The House measure tightens registration rules for sex criminals and creates an offender database.
By ABBIE VANSICKLE and ANITA KUMAR
Published September 15, 2005
WASHINGTON - The Children's Safety Act of 2005, a bill aimed at tightening registration requirements for sex offenders and predators as well as creating a national database of offenders, passed the U.S. House of Representatives Wednesday.
The bill, approved by a vote of 371 to 52, incorporated pieces of earlier legislation named in memory of two slain Florida girls, Jessica Lunsford and Carlie Brucia. The suspect in each killing is a registered sex offender or predator.
Included in the legislation are provisions to strengthen reporting requirements for offenders, increase penalties for repeat offenders and require probation officers to be notified of sexual offenses committed by their parolees. Legislators also approved a pilot program for electronic monitoring of offenders and created a national sex offender web site.
"We keep better track of our library books than we do child predators," said Rep. Mike Foley, R-West Palm Beach, who introduced the bill in May. "Those who break such a sacred trust and prey on our children - no matter who they are, where they are from or where they commit their crime - should have to make their whereabouts known or be subject to additional jail time and other penalties."
Most of the Florida delegation - including Reps. Ginny Brown-Waite, R-Crystal River; Jim Davis, D-Tampa; C.W. Bill Young, R-Indian Shores; Mike Bilirakis, R-Tarpon Springs; and Adam Putnam, R-Bartow - voted for the bill.
After Jessica's death, Brown-Waite proposed the Jessica Lunsford Act, which called for a national database of sex offenders and predators as well as stricter guidelines for how often law enforcement officials are required to check the whereabouts of offenders.
John Couey, the 46-year-old sex offender accused of kidnapping, sexually assaulting and killing Jessica, had moved from his registered residence to a home within sight of Jessica's family's Homosassa home without law enforcement's knowledge.
Since his daughter's death, Mark Lunsford has lobbied both state and national politicians for changes in sex offender registration and monitoring requirements.
"(Better monitoring) actually prevents sex offenders from committing these crimes," he said.

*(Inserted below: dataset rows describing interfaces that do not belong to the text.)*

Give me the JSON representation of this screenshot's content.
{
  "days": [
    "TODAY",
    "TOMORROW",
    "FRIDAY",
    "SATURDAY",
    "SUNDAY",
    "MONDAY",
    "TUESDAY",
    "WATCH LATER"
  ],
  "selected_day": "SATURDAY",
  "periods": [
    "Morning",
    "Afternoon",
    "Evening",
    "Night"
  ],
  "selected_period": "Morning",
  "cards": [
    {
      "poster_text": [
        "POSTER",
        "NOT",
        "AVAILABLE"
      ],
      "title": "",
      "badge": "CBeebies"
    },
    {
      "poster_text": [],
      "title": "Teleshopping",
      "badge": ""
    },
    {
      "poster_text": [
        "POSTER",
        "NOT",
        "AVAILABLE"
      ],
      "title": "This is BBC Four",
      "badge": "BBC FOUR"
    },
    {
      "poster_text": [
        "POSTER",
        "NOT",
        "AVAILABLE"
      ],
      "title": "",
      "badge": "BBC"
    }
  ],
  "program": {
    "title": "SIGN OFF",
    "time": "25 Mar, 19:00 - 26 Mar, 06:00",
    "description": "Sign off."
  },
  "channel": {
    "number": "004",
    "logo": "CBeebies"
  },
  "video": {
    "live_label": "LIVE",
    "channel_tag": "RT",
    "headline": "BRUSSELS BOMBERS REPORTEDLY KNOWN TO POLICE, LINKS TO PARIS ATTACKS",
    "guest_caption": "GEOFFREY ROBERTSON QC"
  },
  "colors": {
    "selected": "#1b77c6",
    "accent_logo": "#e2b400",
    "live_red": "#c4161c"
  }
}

House Judiciary Committee Chairman James Sensenbrenner, R-Wis., said that the law was in response to a "national crisis" in child sex offenses and that the whereabouts of 100,000 of the 550,000 convicted sex offenders in the nation are unknown.
Earlier this year, Mark Lunsford advocated for statewide legislation to change sex offender laws. His efforts helped bring about Florida's Jessica Lunsford Act, which was signed into law May 2 by Gov. Jeb Bush.
That law includes provisions such as electronic tracking of sex offenders on probation, increased prison time for child molestation and mandatory use of the state's sex offender database by local probation officials.
"I know that for the past nine months Florida residents have seen firsthand the damage and heartache that comes from sexual predators and sexual offenders preying on our most innocent of victims, our children," Brown-Waite said in a statement released Wednesday.
"Congress has moved in a swift and appropriate manner to help ensure that the memories of Jessica Lunsford, Sarah Lunde and the thousands of other children harmed by sexual predators will be honored and remembered."
Rep. Katherine Harris, R-Sarasota, who is running for U.S. Senate, authored "Carlie's Law" in memory of Carlie Brucia, a Sarasota girl killed in 2004.
"While passage of this legislation will do nothing to bring back Carlie Brucia and other children who have been brutally murdered by predators, it can save other families the anguish of losing a child to the most unthinkable of violent acts," Harris said.
Parts of Carlie's Law - including a harsher probation and sentencing guidelines and a national sex offender registry - were incorporated in the Children's Safety Act of 2005.
The Senate Judiciary Committee will take up a similar version of the bill later this year and move the bill to the full Senate, which is expected to pass it.